Last week, an Israeli team of researchers revealed how a bacterial species can become a "zombie" and then spread it to others causing an apocalypse. Making this observation even more interesting was what they used to trigger the outbreak. It wasn't a living organism. Instead, it was a chemical: silver.
Seeds contain the book of life. They have all of the genetic information necessary to create a new life. But what happened to all of the seeds? One word... convenience. We have bred our foods to make them more convenient by eliminating the most important part of the food.

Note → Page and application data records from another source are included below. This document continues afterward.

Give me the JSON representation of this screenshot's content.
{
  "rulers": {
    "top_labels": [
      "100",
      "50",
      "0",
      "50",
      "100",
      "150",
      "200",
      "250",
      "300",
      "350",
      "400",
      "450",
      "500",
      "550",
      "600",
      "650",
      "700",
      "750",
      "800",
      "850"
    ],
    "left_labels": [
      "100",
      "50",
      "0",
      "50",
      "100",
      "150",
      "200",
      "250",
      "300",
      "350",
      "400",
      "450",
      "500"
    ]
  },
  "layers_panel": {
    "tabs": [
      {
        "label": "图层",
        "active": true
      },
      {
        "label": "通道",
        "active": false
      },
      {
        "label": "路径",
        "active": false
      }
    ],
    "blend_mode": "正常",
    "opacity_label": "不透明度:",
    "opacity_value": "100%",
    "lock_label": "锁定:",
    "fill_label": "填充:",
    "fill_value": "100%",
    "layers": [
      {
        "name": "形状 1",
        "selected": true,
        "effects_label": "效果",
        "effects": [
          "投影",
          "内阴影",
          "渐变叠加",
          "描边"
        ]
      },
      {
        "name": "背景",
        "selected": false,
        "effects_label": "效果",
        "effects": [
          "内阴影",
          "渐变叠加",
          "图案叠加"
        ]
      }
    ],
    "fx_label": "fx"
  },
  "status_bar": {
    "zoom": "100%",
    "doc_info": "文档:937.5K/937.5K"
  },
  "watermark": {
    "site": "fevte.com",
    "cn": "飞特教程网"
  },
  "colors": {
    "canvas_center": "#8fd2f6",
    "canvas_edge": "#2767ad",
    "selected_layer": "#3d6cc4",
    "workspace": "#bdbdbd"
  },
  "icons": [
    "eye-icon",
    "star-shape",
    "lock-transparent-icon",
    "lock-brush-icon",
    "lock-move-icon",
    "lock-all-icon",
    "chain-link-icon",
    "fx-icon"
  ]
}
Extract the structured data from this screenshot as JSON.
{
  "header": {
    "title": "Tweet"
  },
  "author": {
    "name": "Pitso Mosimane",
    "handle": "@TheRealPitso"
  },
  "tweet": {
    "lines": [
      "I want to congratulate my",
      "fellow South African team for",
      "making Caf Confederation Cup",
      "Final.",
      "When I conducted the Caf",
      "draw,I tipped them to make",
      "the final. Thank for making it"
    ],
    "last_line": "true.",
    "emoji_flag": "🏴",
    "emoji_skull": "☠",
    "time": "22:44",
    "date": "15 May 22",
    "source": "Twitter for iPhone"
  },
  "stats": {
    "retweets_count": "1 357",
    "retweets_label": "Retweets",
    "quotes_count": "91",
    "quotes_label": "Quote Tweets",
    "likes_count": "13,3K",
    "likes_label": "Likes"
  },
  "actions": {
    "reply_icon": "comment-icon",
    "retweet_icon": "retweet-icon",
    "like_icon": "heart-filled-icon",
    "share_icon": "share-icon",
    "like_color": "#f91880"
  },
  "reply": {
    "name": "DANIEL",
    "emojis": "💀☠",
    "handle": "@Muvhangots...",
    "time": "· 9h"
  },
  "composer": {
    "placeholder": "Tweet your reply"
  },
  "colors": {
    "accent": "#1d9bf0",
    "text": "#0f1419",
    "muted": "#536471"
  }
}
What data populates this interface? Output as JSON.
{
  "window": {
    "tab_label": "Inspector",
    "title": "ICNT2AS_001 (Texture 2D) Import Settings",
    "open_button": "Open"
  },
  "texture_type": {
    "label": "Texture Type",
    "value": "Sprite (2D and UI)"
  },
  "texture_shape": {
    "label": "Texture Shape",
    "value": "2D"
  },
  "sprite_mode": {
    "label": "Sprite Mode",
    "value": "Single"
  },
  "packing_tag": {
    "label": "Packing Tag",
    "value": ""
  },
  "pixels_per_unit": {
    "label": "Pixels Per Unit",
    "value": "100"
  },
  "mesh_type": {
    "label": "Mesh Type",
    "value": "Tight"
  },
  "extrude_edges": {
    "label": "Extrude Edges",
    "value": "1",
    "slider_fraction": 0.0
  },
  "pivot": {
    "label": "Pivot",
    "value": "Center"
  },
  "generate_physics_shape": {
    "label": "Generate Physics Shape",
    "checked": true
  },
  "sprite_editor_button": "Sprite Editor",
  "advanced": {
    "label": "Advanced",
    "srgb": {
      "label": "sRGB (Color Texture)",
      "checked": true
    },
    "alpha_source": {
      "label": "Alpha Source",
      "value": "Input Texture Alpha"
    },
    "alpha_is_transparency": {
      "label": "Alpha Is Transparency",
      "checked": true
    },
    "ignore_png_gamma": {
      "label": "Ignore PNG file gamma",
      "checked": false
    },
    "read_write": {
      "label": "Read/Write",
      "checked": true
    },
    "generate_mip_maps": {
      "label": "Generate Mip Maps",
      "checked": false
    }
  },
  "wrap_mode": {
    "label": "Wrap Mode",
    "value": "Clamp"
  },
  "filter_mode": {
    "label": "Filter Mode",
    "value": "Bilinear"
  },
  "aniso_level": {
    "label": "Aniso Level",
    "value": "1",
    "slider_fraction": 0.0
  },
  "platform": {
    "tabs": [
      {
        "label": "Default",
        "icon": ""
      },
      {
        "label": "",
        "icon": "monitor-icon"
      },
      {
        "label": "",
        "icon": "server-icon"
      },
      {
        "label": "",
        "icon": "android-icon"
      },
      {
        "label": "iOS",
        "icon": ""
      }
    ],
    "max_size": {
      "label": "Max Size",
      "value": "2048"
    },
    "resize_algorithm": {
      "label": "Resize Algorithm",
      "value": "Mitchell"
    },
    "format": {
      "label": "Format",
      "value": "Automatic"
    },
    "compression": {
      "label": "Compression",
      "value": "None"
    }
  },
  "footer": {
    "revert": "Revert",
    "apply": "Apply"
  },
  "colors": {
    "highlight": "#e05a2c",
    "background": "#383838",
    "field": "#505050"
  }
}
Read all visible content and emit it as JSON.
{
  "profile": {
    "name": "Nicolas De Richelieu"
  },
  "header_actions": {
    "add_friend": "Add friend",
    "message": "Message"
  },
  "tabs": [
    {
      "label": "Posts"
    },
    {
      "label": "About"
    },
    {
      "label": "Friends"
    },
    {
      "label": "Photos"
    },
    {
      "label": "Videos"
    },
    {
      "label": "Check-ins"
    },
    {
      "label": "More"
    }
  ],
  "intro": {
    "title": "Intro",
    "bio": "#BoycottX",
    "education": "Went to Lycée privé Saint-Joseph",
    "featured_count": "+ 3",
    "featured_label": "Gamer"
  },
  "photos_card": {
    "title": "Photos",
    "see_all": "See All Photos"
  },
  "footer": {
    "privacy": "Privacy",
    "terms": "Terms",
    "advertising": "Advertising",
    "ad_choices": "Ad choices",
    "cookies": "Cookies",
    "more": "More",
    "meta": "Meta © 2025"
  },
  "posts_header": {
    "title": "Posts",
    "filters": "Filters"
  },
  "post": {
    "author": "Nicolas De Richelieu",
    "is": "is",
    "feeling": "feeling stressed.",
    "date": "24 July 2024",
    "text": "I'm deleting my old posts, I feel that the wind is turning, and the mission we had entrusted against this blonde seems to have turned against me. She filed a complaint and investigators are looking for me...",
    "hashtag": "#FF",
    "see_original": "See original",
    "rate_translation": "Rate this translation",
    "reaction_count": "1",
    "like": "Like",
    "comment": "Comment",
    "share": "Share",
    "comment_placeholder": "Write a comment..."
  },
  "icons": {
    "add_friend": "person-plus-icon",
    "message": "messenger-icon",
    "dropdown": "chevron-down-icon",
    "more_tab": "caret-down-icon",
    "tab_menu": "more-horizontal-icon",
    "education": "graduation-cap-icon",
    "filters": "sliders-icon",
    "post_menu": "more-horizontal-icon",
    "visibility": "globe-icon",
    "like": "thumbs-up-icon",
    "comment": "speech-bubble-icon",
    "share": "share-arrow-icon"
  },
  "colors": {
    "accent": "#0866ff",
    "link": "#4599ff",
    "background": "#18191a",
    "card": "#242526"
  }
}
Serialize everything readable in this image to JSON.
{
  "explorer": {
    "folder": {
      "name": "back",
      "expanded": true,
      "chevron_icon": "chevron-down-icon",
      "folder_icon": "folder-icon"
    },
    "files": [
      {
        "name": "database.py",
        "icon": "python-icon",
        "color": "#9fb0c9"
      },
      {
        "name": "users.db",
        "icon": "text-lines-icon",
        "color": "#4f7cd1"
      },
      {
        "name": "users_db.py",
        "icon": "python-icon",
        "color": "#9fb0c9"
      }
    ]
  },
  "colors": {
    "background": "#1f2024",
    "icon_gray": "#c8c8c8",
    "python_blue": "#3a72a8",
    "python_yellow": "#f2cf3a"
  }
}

A former CBC colleague-turned-journalism professor very politely questions the ethics of my writing this column for HuffPost. Surely, he suggests delicately, the internet in general -- and aggregators like HuffPost in particular -- are killing traditional mainstream, general-interest journalism. And, in the process, seriously damaging democracy. My reply...?